◆ **What the exercise asks**
Although the entries contain pictures, copy only their text, exactly as written.

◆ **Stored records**
▬▬▬

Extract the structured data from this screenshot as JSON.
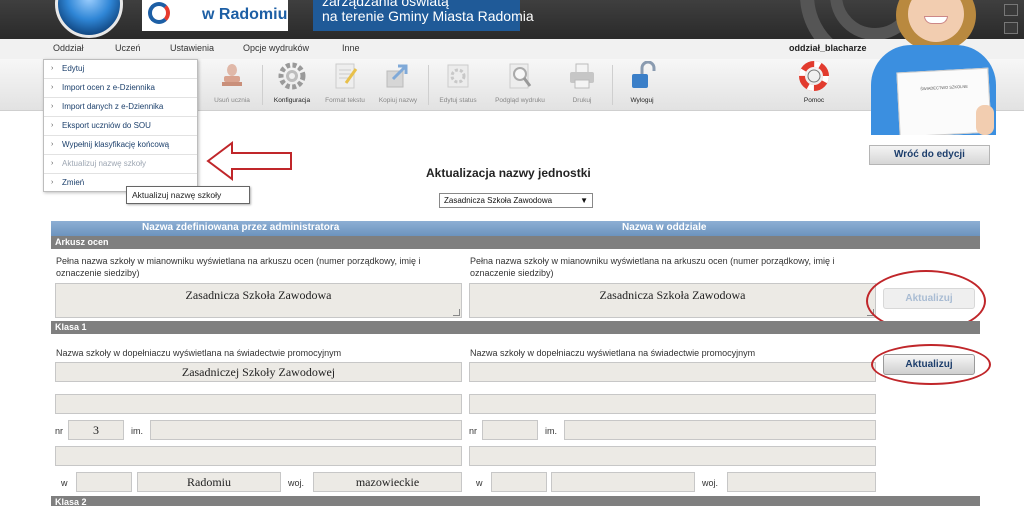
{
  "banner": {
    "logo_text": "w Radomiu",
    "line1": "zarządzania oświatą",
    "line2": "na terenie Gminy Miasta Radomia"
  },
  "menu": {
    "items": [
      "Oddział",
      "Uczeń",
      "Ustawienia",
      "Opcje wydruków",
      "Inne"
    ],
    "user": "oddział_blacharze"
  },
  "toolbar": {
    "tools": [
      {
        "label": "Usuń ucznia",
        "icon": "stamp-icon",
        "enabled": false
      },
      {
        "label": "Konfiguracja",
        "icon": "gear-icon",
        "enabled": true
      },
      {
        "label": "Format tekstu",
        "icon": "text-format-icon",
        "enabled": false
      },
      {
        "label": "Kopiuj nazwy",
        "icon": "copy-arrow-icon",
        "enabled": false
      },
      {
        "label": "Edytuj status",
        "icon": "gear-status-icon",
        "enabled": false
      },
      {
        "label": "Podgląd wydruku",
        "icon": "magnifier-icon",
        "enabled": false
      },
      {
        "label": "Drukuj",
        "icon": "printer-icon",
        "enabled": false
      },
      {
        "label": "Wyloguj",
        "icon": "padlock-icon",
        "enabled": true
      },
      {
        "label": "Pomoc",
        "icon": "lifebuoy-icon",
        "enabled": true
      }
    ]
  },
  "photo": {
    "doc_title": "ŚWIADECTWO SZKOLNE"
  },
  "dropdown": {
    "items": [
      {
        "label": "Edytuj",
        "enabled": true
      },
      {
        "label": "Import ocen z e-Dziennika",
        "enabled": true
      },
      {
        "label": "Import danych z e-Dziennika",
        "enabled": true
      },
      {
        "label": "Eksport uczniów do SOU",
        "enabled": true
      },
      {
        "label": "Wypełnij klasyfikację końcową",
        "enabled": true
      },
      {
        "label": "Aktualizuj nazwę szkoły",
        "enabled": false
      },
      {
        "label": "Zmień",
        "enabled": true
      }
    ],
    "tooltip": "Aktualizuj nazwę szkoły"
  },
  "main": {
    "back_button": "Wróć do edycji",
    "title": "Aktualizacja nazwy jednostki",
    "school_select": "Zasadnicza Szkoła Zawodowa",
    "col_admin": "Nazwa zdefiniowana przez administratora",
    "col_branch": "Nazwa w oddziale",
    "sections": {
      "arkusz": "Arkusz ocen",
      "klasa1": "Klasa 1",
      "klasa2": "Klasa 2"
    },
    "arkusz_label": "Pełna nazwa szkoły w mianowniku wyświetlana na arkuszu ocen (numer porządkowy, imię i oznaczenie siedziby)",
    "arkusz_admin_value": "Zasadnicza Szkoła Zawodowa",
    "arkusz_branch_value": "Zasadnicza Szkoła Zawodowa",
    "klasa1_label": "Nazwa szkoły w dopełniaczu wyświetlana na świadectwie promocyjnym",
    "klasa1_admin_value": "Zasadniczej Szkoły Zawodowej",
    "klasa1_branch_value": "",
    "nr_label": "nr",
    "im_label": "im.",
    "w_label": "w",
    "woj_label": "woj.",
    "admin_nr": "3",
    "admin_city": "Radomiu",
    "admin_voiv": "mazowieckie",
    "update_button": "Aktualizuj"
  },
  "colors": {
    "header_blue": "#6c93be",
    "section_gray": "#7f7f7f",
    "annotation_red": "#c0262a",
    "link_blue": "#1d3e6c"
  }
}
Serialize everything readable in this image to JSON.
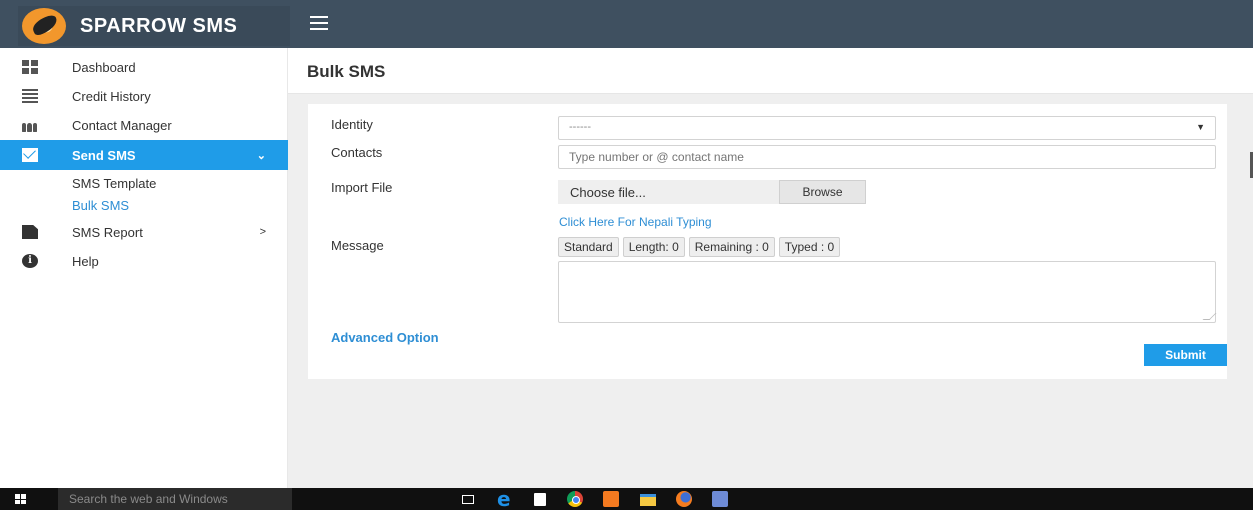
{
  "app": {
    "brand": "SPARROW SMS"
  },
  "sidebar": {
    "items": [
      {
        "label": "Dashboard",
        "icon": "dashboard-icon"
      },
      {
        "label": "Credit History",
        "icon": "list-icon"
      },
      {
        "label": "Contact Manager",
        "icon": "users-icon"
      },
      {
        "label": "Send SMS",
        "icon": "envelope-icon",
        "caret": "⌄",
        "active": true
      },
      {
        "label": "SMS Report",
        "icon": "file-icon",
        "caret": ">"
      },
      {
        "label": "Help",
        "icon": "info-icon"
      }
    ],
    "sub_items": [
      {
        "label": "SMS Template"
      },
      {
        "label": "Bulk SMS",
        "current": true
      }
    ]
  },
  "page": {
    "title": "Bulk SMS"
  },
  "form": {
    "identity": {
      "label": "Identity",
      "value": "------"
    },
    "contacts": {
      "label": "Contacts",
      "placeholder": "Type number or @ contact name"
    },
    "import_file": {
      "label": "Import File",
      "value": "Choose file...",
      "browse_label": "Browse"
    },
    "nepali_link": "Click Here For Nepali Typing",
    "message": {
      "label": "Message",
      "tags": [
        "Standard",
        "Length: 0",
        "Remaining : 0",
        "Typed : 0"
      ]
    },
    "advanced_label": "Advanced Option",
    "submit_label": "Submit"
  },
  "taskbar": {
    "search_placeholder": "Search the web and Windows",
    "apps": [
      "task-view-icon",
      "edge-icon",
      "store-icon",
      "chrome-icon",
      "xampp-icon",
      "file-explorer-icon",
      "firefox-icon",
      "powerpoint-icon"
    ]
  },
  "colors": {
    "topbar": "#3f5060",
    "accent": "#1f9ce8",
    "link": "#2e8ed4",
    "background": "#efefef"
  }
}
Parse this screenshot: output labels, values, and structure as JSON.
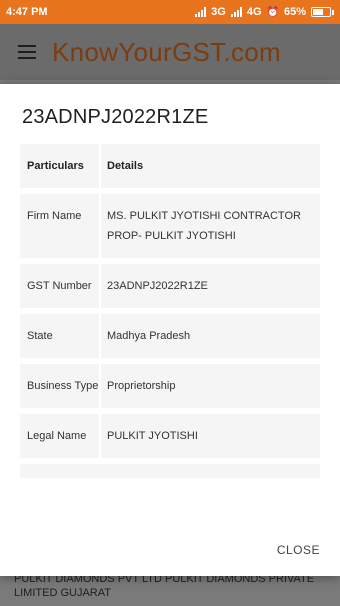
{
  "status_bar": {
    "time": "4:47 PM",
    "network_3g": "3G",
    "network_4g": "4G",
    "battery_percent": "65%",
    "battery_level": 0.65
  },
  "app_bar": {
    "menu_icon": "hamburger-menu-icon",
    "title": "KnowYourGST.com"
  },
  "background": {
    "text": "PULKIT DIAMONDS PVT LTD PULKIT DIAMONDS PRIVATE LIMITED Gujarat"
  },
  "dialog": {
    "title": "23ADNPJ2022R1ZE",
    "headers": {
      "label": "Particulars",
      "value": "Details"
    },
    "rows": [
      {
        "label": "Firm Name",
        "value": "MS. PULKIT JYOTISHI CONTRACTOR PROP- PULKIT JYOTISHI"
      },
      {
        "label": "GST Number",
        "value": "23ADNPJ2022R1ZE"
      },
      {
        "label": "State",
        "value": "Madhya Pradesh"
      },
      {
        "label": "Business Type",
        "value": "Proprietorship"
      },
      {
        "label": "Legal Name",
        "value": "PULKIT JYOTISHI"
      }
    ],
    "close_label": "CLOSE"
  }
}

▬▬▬

◆ **The completed task**
Extract the structured data from this screenshot as JSON.
{
  "banner": {
    "logo_text": "w Radomiu",
    "line1": "zarządzania oświatą",
    "line2": "na terenie Gminy Miasta Radomia"
  },
  "menu": {
    "items": [
      "Oddział",
      "Uczeń",
      "Ustawienia",
      "Opcje wydruków",
      "Inne"
    ],
    "user": "oddział_blacharze"
  },
  "toolbar": {
    "tools": [
      {
        "label": "Usuń ucznia",
        "icon": "stamp-icon",
        "enabled": false
      },
      {
        "label": "Konfiguracja",
        "icon": "gear-icon",
        "enabled": true
      },
      {
        "label": "Format tekstu",
        "icon": "text-format-icon",
        "enabled": false
      },
      {
        "label": "Kopiuj nazwy",
        "icon": "copy-arrow-icon",
        "enabled": false
      },
      {
        "label": "Edytuj status",
        "icon": "gear-status-icon",
        "enabled": false
      },
      {
        "label": "Podgląd wydruku",
        "icon": "magnifier-icon",
        "enabled": false
      },
      {
        "label": "Drukuj",
        "icon": "printer-icon",
        "enabled": false
      },
      {
        "label": "Wyloguj",
        "icon": "padlock-icon",
        "enabled": true
      },
      {
        "label": "Pomoc",
        "icon": "lifebuoy-icon",
        "enabled": true
      }
    ]
  },
  "photo": {
    "doc_title": "ŚWIADECTWO SZKOLNE"
  },
  "dropdown": {
    "items": [
      {
        "label": "Edytuj",
        "enabled": true
      },
      {
        "label": "Import ocen z e-Dziennika",
        "enabled": true
      },
      {
        "label": "Import danych z e-Dziennika",
        "enabled": true
      },
      {
        "label": "Eksport uczniów do SOU",
        "enabled": true
      },
      {
        "label": "Wypełnij klasyfikację końcową",
        "enabled": true
      },
      {
        "label": "Aktualizuj nazwę szkoły",
        "enabled": false
      },
      {
        "label": "Zmień",
        "enabled": true
      }
    ],
    "tooltip": "Aktualizuj nazwę szkoły"
  },
  "main": {
    "back_button": "Wróć do edycji",
    "title": "Aktualizacja nazwy jednostki",
    "school_select": "Zasadnicza Szkoła Zawodowa",
    "col_admin": "Nazwa zdefiniowana przez administratora",
    "col_branch": "Nazwa w oddziale",
    "sections": {
      "arkusz": "Arkusz ocen",
      "klasa1": "Klasa 1",
      "klasa2": "Klasa 2"
    },
    "arkusz_label": "Pełna nazwa szkoły w mianowniku wyświetlana na arkuszu ocen (numer porządkowy, imię i oznaczenie siedziby)",
    "arkusz_admin_value": "Zasadnicza Szkoła Zawodowa",
    "arkusz_branch_value": "Zasadnicza Szkoła Zawodowa",
    "klasa1_label": "Nazwa szkoły w dopełniaczu wyświetlana na świadectwie promocyjnym",
    "klasa1_admin_value": "Zasadniczej Szkoły Zawodowej",
    "klasa1_branch_value": "",
    "nr_label": "nr",
    "im_label": "im.",
    "w_label": "w",
    "woj_label": "woj.",
    "admin_nr": "3",
    "admin_city": "Radomiu",
    "admin_voiv": "mazowieckie",
    "update_button": "Aktualizuj"
  },
  "colors": {
    "header_blue": "#6c93be",
    "section_gray": "#7f7f7f",
    "annotation_red": "#c0262a",
    "link_blue": "#1d3e6c"
  }
}
Serialize everything readable in this image to JSON.
{
  "app": {
    "brand": "SPARROW SMS"
  },
  "sidebar": {
    "items": [
      {
        "label": "Dashboard",
        "icon": "dashboard-icon"
      },
      {
        "label": "Credit History",
        "icon": "list-icon"
      },
      {
        "label": "Contact Manager",
        "icon": "users-icon"
      },
      {
        "label": "Send SMS",
        "icon": "envelope-icon",
        "caret": "⌄",
        "active": true
      },
      {
        "label": "SMS Report",
        "icon": "file-icon",
        "caret": ">"
      },
      {
        "label": "Help",
        "icon": "info-icon"
      }
    ],
    "sub_items": [
      {
        "label": "SMS Template"
      },
      {
        "label": "Bulk SMS",
        "current": true
      }
    ]
  },
  "page": {
    "title": "Bulk SMS"
  },
  "form": {
    "identity": {
      "label": "Identity",
      "value": "------"
    },
    "contacts": {
      "label": "Contacts",
      "placeholder": "Type number or @ contact name"
    },
    "import_file": {
      "label": "Import File",
      "value": "Choose file...",
      "browse_label": "Browse"
    },
    "nepali_link": "Click Here For Nepali Typing",
    "message": {
      "label": "Message",
      "tags": [
        "Standard",
        "Length: 0",
        "Remaining : 0",
        "Typed : 0"
      ]
    },
    "advanced_label": "Advanced Option",
    "submit_label": "Submit"
  },
  "taskbar": {
    "search_placeholder": "Search the web and Windows",
    "apps": [
      "task-view-icon",
      "edge-icon",
      "store-icon",
      "chrome-icon",
      "xampp-icon",
      "file-explorer-icon",
      "firefox-icon",
      "powerpoint-icon"
    ]
  },
  "colors": {
    "topbar": "#3f5060",
    "accent": "#1f9ce8",
    "link": "#2e8ed4",
    "background": "#efefef"
  }
}
Parse this screenshot: output labels, values, and structure as JSON.
{
  "status_bar": {
    "time": "4:47 PM",
    "network_3g": "3G",
    "network_4g": "4G",
    "battery_percent": "65%",
    "battery_level": 0.65
  },
  "app_bar": {
    "menu_icon": "hamburger-menu-icon",
    "title": "KnowYourGST.com"
  },
  "background": {
    "text": "PULKIT DIAMONDS PVT LTD PULKIT DIAMONDS PRIVATE LIMITED Gujarat"
  },
  "dialog": {
    "title": "23ADNPJ2022R1ZE",
    "headers": {
      "label": "Particulars",
      "value": "Details"
    },
    "rows": [
      {
        "label": "Firm Name",
        "value": "MS. PULKIT JYOTISHI CONTRACTOR PROP- PULKIT JYOTISHI"
      },
      {
        "label": "GST Number",
        "value": "23ADNPJ2022R1ZE"
      },
      {
        "label": "State",
        "value": "Madhya Pradesh"
      },
      {
        "label": "Business Type",
        "value": "Proprietorship"
      },
      {
        "label": "Legal Name",
        "value": "PULKIT JYOTISHI"
      }
    ],
    "close_label": "CLOSE"
  }
}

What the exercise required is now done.